▸ **WHAT TO DO**
Retrieve all lines below that have the string "flag".

▸ **INPUT MATERIAL**

▽

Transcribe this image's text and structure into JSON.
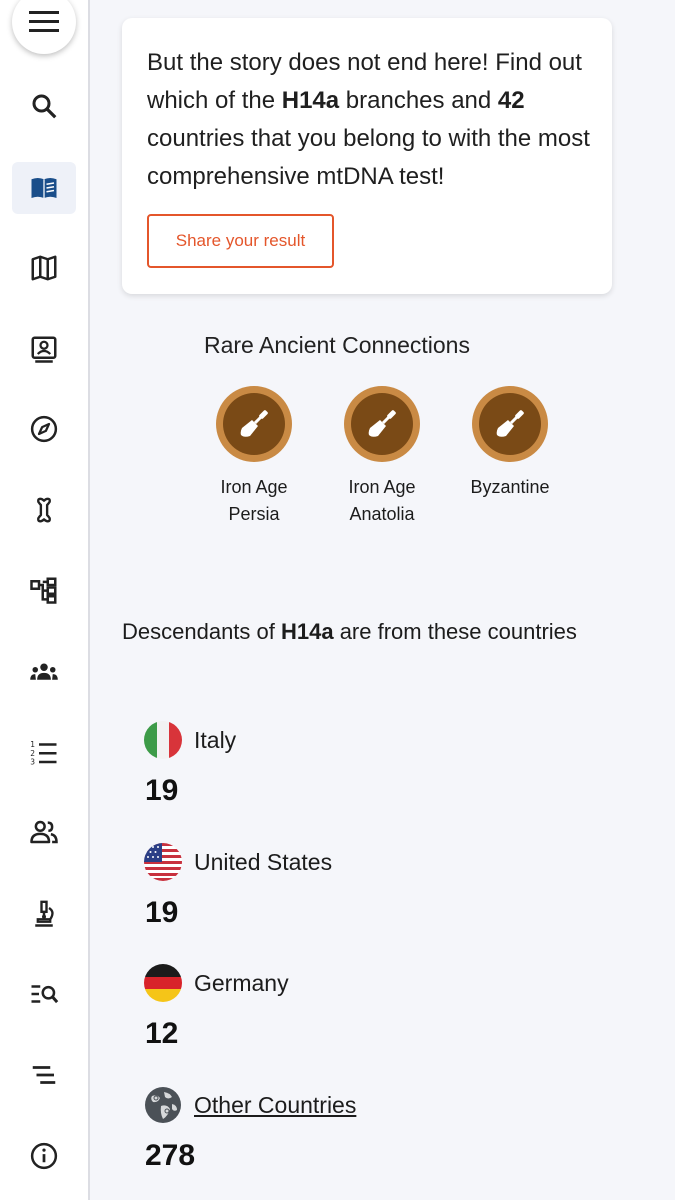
{
  "sidebar": {
    "menu_icon": "hamburger-menu-icon",
    "items": [
      {
        "icon": "search-icon"
      },
      {
        "icon": "book-open-icon",
        "active": true
      },
      {
        "icon": "map-icon"
      },
      {
        "icon": "portrait-card-icon"
      },
      {
        "icon": "compass-icon"
      },
      {
        "icon": "bone-icon"
      },
      {
        "icon": "hierarchy-tree-icon"
      },
      {
        "icon": "group-people-icon"
      },
      {
        "icon": "numbered-list-icon"
      },
      {
        "icon": "people-icon"
      },
      {
        "icon": "microscope-icon"
      },
      {
        "icon": "list-search-icon"
      },
      {
        "icon": "lines-icon"
      },
      {
        "icon": "info-icon"
      }
    ]
  },
  "card": {
    "text_1": "But the story does not end here! Find out which of the ",
    "haplogroup": "H14a",
    "text_2": " branches and ",
    "countries_count": "42",
    "text_3": " countries that you belong to with the most comprehensive mtDNA test!",
    "share_label": "Share your result"
  },
  "rare": {
    "title": "Rare Ancient Connections",
    "badges": [
      {
        "label": "Iron Age Persia",
        "icon": "trowel-icon"
      },
      {
        "label": "Iron Age Anatolia",
        "icon": "trowel-icon"
      },
      {
        "label": "Byzantine",
        "icon": "trowel-icon"
      }
    ]
  },
  "descendants": {
    "title_1": "Descendants of ",
    "haplogroup": "H14a",
    "title_2": " are from these countries",
    "countries": [
      {
        "name": "Italy",
        "count": "19",
        "flag": "italy-flag-icon"
      },
      {
        "name": "United States",
        "count": "19",
        "flag": "usa-flag-icon"
      },
      {
        "name": "Germany",
        "count": "12",
        "flag": "germany-flag-icon"
      },
      {
        "name": "Other Countries",
        "count": "278",
        "flag": "globe-icon"
      }
    ]
  },
  "colors": {
    "accent": "#e4562b",
    "active_nav": "#1a4e8a",
    "badge_outer": "#c98a44",
    "badge_inner": "#7a4a16"
  }
}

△

▸ **WRITTEN ANSWER**
        "flag": "italy-flag-icon"
        "flag": "usa-flag-icon"
        "flag": "germany-flag-icon"
        "flag": "globe-icon"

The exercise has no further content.